And therein lies the problem.  I can only imagine the sheer volume of calls that the zoo is receiving.  Most of them will probably not be too helpful.

Whenever an escape occurs from a zoo, the staff can expect to be flooded with false alarms.  Often, the people who report sightings firmly believe that what they are seeing is the actual escapee.  A stray beagle becomes a loose wolf.  A cat becomes a monkey or a red panda.

At many zoos where I've worked, every wild animal found on zoo grounds is considered an escaped zoo animal.  This includes snakes, ground hogs, you name it.  Just last year, I had a panicky visitor run up to me, telling me that there was a big black bird out of its habitat.  It was a Canada goose.

In the case of the Salisbury Zoo owl, I can imagine that in the next week or so, there will be a whole lot of new birdwatchers on Maryland's Eastern Shore.  Folks who never even knew that there were owls in their neighborhood - great horn, barred, barn -  will suddenly start noticing them - and calling them in.  Another fun fact - the call of a mourning dove sounds vaguely like a owl hooting - which will also lead to lots of call-ins.
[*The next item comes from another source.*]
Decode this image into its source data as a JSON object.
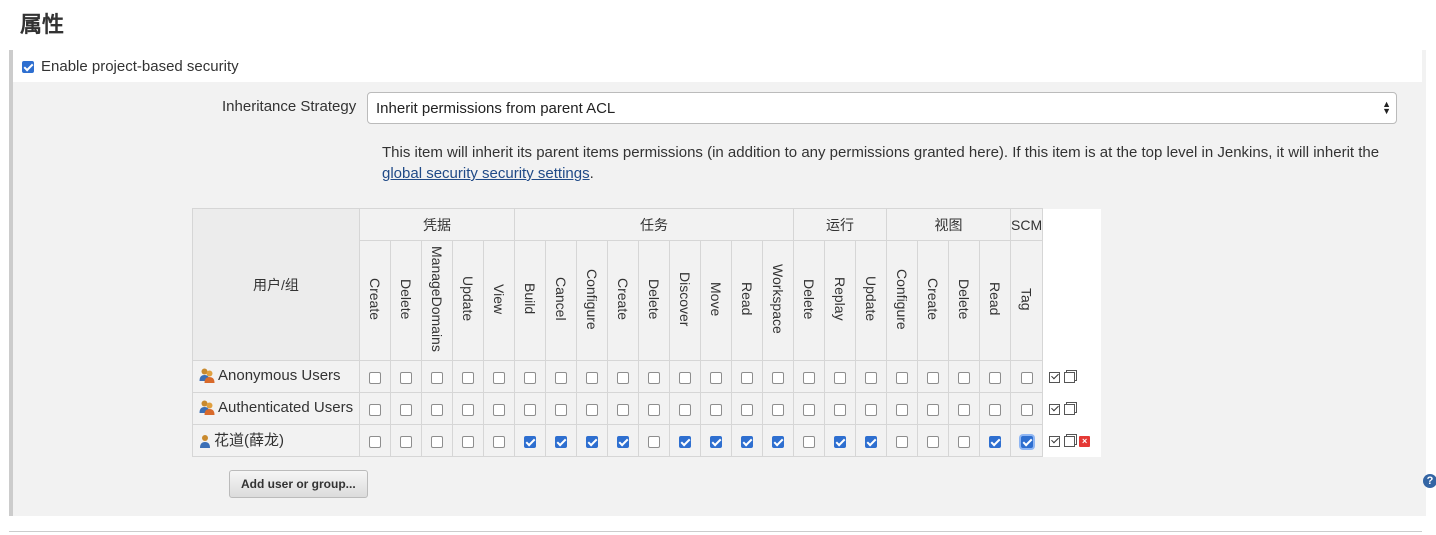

Working at a zoo during a long-term escape is stressful.  Sifting through the calls, separating the rare true sightings from the many false ones, is often more exasperating than the actual search itself.  Every once in a while, however, it pays off, and a gem can be found that help end an escape and bring an animal home.

I hope that this is the case for Salisbury.  But at the very least, there actually IS an owl loose from that zoo.  Imagine the incredulity from Columbus Zoo staff who had to deal with this nonsense:

Tuesday, August 1, 2017

We Don't Rent Pigs

"Well, we don't rent pigs and I figure it's better to say it right out front because a man that does like to rent pigs is... he's hard to stop."

- Lonesome Dove, Larry McMurtry

The best satire mirrors reality, and The Onion often meets that mark.  As ridiculous as it may be, I have, on occasion, had visitors or callers ask about renting zoo animals.  Maybe they want an owl to go along with their Harry Potter costume for a Halloween party.  Maybe they want a snake or a tarantula for a practical joke.  Maybe they want some goats to mow their lawn.

The answer, of course, is always "no."

Sure, we take animals off-grounds, to schools or to fairs or to community centers.  In all of these cases, we always accompany the animals and are with them the entire time.  Also, we try to make sure that the animals are being presented or used in a manner that is consistent with our values and mission - conservation and education.